Your latest editorial shows a disturbing lack of integrity.
Immediately after lambasting gay rights advocates for “tak[ing] a statement out of context, embellish[ing] it with selective interpretation, presum[ing] hostile intent, and then us[ing] the distortion to isolate an entire group, in this case a church,” you write this:
“We encourage all to read President Packer’s talk rather than simply rely on the media interpretations and selective quotations.”
You do not mention anywhere in this editorial that reading President Packer’s talk means reading a redacted version—not the version that so incensed gay rights advocates. This editorial deliberately misleads the reader into thinking that the outcry was a response to the redacted talk when, in fact, the outcry was a response to the talk as delivered in General Conference. Perhaps it is true that there would have been a response had President Packer delivered the redacted version in the first place, but that is not relevant. What is relevant is that this editorial is guilty of, ironically, the sins it attributes to gay rights advocates: taking a statement (i.e., the hostile response to President Packer) completely out of context and then “using the distortion to isolate an entire group.”

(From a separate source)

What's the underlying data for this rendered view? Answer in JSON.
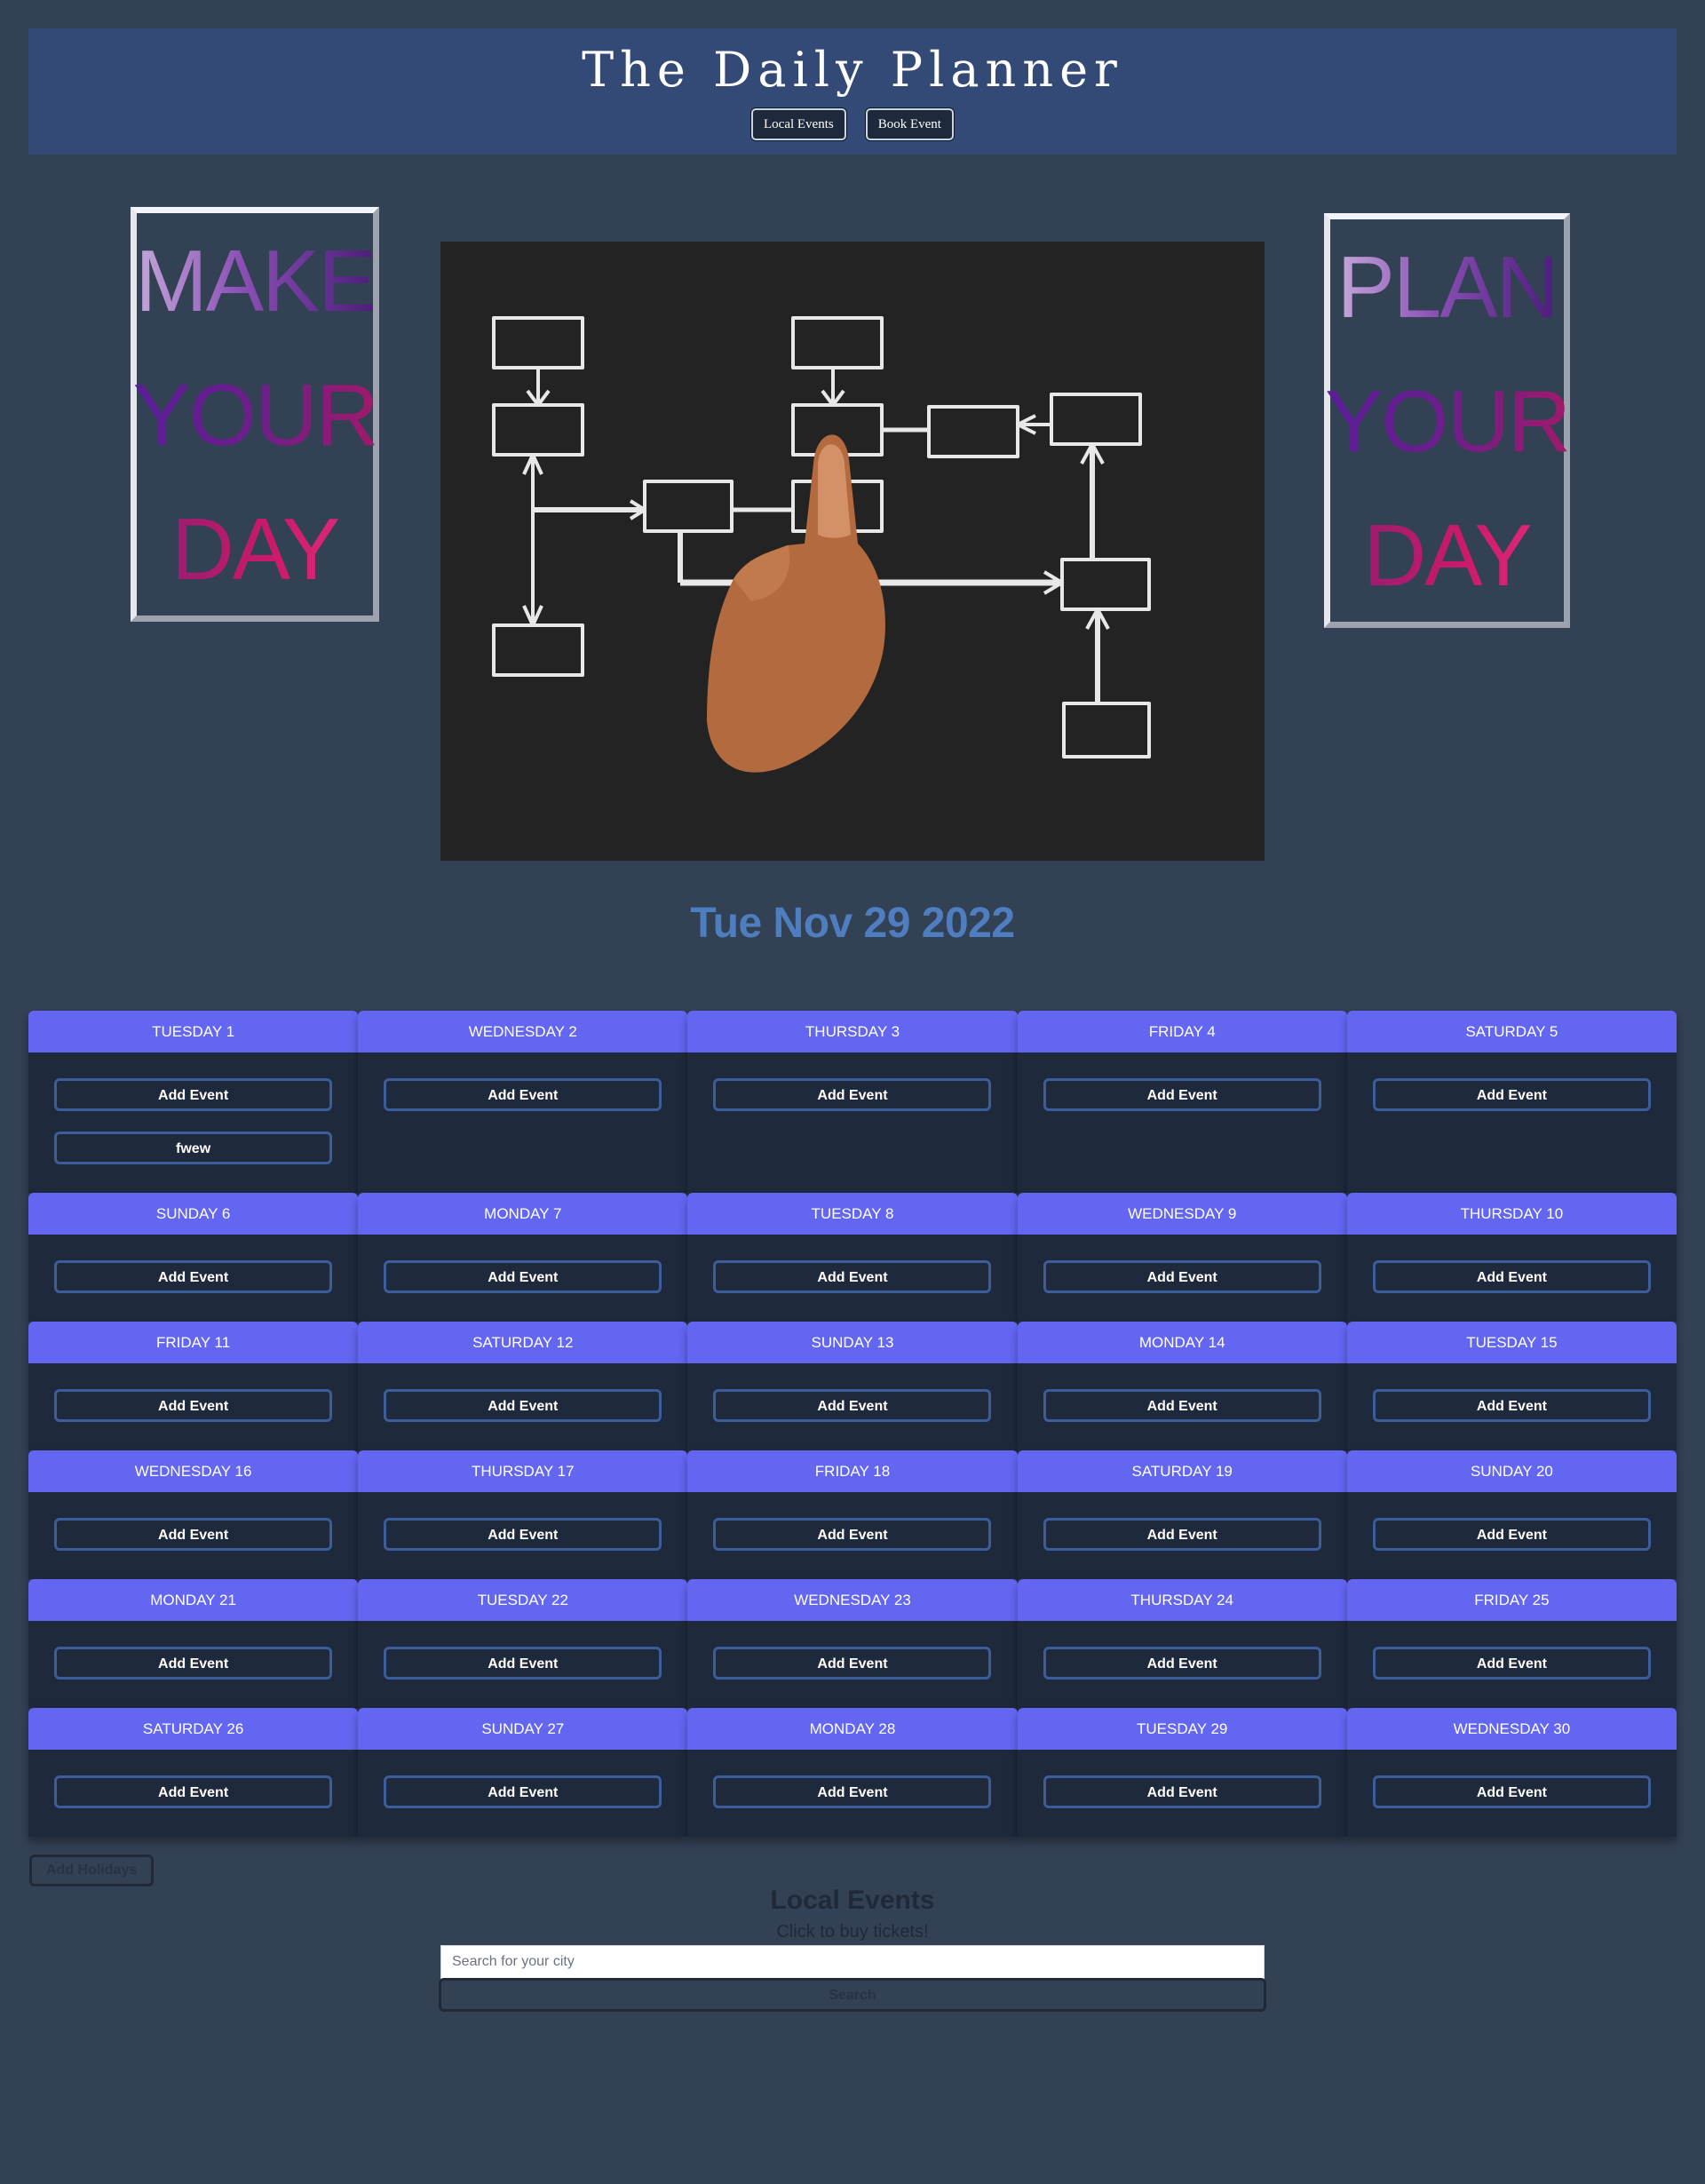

I agree that some of the response to the original talk was excessive, completely inappropriate, and uncivil. But it is hard to fathom how this editorial, with its own distortions, could possibly contribute to a civil conversation on the issue of same-sex attraction.